Pi Patel becomes a castaway after a shipwreck that cost him his entire family. He must learn to survive the Pacific Ocean and Richard Parker, the Bengal tiger that is his fellow castaway.
I've heard about Life Pi for a very long time, but it wasn't until my book club picked it as a topic that I bought it. I expected it to be difficult and maybe tedious due to the philosophical nature, but it's only a little difficult and not at all tedious. I adore books that make me believe in the fantastic, and Pi did just that.
"If you stumble about believability, what are you living for? Love is hard to believe, ask any lover. Life is hard to believe, ask any scientist. God is hard to believe, ask any believer. What is your problem with hard to believe?"
Brilliantly synthesizing philosophy, literature, science, and his own undercover detective work, Eating Animals explores the many fictions we use to justify our eating habits-from folklore to pop culture to family traditions and national myth-and how such tales justify a brutal ignorance. (Goodreads)
I could never explain just how brilliant this book is. It doesn't set out to guilt meat-eaters into being vegetarians (though it comes very close to converting this meat eater and convinced Natalie Portman); it just lays out all the facts and stats and points out the deliberate forgetting of where our meat comes from and the process it goes through until it reaches our table. That sounds boring, but I promise you it isn't. I had a hard time getting through it because at times the topic is uncomfortable to read, but I'm glad I did.
“We can't plead ignorance, only indifference. Those alive today are the generations that came to know better. We have the burden and the opportunity of living in the moment when the critique of factory farming broke into the popular consciousness. We are the ones of whom it will be fairly asked, What did you do when you learned the truth about eating animals?”
An astonishing technique for recovering and cloning dinosaur DNA has been discovered. Creatures once extinct now roam Jurassic Park, soon-to-be opened as a theme park. Until something goes wrong...and science proves a dangerous toy. (Goodreads)
When people write off popular fiction as shallow, I think of my experience with Jurassic Park. I didn't expect it to be good at all; I never watched the movie (I hate large-animal-eating-people movie) and expected it to be a plain old thriller with man-eating dinosaurs, despite my parents' constant recommendation of Michael Crichton. My bad.
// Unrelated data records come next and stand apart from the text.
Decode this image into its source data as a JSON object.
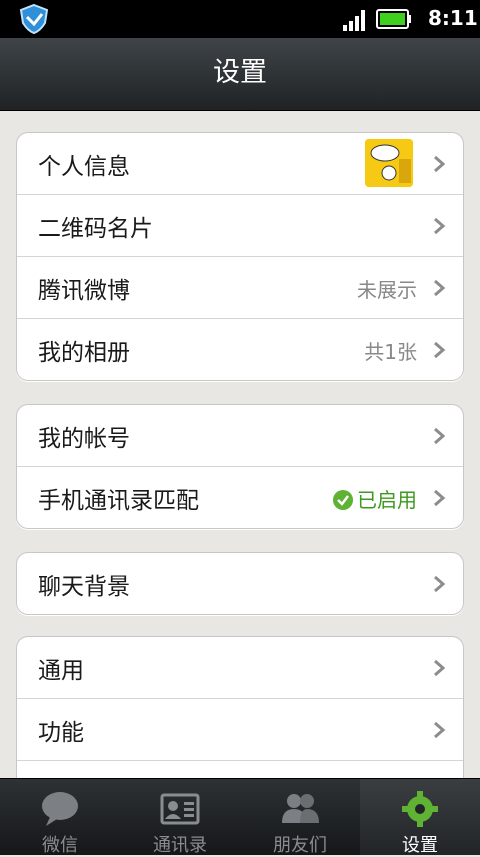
{
  "status_bar": {
    "time": "8:11"
  },
  "header": {
    "title": "设置"
  },
  "groups": [
    {
      "rows": [
        {
          "label": "个人信息",
          "value": ""
        },
        {
          "label": "二维码名片",
          "value": ""
        },
        {
          "label": "腾讯微博",
          "value": "未展示"
        },
        {
          "label": "我的相册",
          "value": "共1张"
        }
      ]
    },
    {
      "rows": [
        {
          "label": "我的帐号",
          "value": ""
        },
        {
          "label": "手机通讯录匹配",
          "value": "已启用"
        }
      ]
    },
    {
      "rows": [
        {
          "label": "聊天背景",
          "value": ""
        }
      ]
    },
    {
      "rows": [
        {
          "label": "通用",
          "value": ""
        },
        {
          "label": "功能",
          "value": ""
        }
      ]
    }
  ],
  "tabs": [
    {
      "label": "微信",
      "icon": "chat-bubble-icon"
    },
    {
      "label": "通讯录",
      "icon": "contact-card-icon"
    },
    {
      "label": "朋友们",
      "icon": "friends-icon"
    },
    {
      "label": "设置",
      "icon": "gear-icon",
      "active": true
    }
  ],
  "colors": {
    "enabled_green": "#3c9a1e",
    "accent_green": "#5fb233"
  }
}
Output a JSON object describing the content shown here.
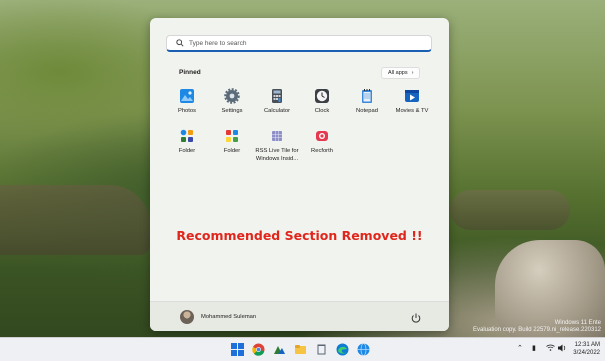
{
  "desktop": {
    "watermark_line1": "Windows 11 Ente",
    "watermark_line2": "Evaluation copy. Build 22579.ni_release.220312"
  },
  "start_menu": {
    "search_placeholder": "Type here to search",
    "pinned_title": "Pinned",
    "all_apps_label": "All apps",
    "pinned_apps": [
      {
        "label": "Photos",
        "icon": "photos-icon"
      },
      {
        "label": "Settings",
        "icon": "gear-icon"
      },
      {
        "label": "Calculator",
        "icon": "calculator-icon"
      },
      {
        "label": "Clock",
        "icon": "clock-icon"
      },
      {
        "label": "Notepad",
        "icon": "notepad-icon"
      },
      {
        "label": "Movies & TV",
        "icon": "movies-icon"
      },
      {
        "label": "Folder",
        "icon": "folder-tile-icon"
      },
      {
        "label": "Folder",
        "icon": "folder-tile-icon"
      },
      {
        "label": "RSS Live Tile for Windows Insid...",
        "icon": "rss-tile-icon"
      },
      {
        "label": "Recforth",
        "icon": "recforth-icon"
      }
    ],
    "recommended_notice": "Recommended Section Removed !!",
    "user_name": "Mohammed Suleman",
    "accent_color": "#1a5fb4",
    "notice_color": "#e0261c"
  },
  "taskbar": {
    "icons": [
      "windows-start-icon",
      "search-icon",
      "widgets-icon",
      "file-explorer-icon",
      "notepad-icon",
      "edge-icon",
      "chrome-icon"
    ],
    "time": "12:31 AM",
    "date": "3/24/2022"
  }
}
What I found most fascinating was the theme about the ethics of science -- if you could do something, should you? It's a little tough going if you - like me - are unfamiliar with dinosaurs and dislike gore, but stick with it.
“But now science is the belief system that is hundreds of years old. And, like the medieval system before it, science is starting not to fit the world any more. Science has attained so much power that its practical limits begin to be apparent. Largely through science, billions of us live in one small world, densely packed and intercommunicating. But science cannot help us decide what to do with that world, or how to live. Science can make a nuclear reactor, but it cannot tell us not to build it. Science can make pesticide, but cannot tell us not to use it. And our world starts to seem polluted in fundamental ways---air, and water, and land---because of ungovernable science.”
Passionately argued, impressively researched, and filled with indelible stories of real people, Quiet shows how dramatically we undervalue introverts, and how much we lose in doing so. (Goodreads)
If we read to know we're not alone, then I've found the perfect book for me. I could relate to so many things, and I learned plenty too. I can't recommend this enough for the introverts out there, and for extroverts who want to learn more about what it's like for those on the other side of the spectrum.
“Or at school you might have been prodded to come “out of your shell”—that noxious expression which fails to appreciate that some animals naturally carry shelter everywhere they go, and that some humans are just the same.”